• What to work on: Using the entries that follow, report how many lines contain the word "layout". Only the number is wanted.

App and web page records:
#####

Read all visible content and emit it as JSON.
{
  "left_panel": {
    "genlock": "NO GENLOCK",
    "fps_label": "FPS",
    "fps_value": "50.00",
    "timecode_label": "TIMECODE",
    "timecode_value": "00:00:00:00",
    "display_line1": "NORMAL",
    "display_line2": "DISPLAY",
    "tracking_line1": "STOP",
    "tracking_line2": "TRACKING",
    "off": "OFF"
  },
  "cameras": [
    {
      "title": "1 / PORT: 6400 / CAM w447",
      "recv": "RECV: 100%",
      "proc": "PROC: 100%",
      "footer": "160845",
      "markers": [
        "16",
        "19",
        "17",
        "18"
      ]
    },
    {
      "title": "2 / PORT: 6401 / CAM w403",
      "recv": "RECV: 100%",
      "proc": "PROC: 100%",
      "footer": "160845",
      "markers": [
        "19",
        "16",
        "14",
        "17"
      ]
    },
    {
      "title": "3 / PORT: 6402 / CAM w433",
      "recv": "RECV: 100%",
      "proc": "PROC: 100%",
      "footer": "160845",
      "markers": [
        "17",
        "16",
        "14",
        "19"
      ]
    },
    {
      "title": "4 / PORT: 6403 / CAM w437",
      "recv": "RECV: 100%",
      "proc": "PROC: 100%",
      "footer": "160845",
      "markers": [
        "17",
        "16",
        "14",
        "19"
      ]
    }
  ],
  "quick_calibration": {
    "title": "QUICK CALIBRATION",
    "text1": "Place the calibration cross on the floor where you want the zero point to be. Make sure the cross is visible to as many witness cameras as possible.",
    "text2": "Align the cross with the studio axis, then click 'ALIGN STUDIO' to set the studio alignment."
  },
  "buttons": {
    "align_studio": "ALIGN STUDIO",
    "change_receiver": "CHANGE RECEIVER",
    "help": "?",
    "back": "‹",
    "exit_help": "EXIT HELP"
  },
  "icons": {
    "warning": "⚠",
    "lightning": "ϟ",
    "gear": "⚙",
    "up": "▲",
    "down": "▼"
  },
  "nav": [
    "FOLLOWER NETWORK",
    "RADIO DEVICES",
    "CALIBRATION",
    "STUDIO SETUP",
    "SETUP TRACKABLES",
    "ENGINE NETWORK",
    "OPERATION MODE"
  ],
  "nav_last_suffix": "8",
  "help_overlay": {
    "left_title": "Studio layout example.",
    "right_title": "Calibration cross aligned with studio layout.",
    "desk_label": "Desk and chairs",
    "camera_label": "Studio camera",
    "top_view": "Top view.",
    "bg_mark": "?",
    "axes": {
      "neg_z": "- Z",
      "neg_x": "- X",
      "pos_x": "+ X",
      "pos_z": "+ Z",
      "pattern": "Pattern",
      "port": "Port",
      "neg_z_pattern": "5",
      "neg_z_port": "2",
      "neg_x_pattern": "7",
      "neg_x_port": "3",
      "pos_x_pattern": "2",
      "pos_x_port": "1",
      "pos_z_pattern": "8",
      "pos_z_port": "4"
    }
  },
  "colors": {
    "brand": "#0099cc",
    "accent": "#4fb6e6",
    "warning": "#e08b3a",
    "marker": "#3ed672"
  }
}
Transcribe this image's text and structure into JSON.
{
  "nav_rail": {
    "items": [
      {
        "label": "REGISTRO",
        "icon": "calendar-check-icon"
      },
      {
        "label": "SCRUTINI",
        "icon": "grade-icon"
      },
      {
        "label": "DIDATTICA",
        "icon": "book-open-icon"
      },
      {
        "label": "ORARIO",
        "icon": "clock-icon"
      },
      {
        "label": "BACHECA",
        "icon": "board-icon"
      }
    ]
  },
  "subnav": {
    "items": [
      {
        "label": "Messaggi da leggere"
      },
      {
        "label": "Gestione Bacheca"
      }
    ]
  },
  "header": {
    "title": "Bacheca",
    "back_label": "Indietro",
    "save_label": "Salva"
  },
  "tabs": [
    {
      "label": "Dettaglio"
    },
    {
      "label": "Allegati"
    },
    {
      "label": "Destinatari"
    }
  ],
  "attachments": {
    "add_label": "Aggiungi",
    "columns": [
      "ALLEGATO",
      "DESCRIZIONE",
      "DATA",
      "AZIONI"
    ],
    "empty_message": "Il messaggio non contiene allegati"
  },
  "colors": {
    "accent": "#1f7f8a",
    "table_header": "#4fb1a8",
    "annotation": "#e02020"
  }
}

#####

• Answer: 2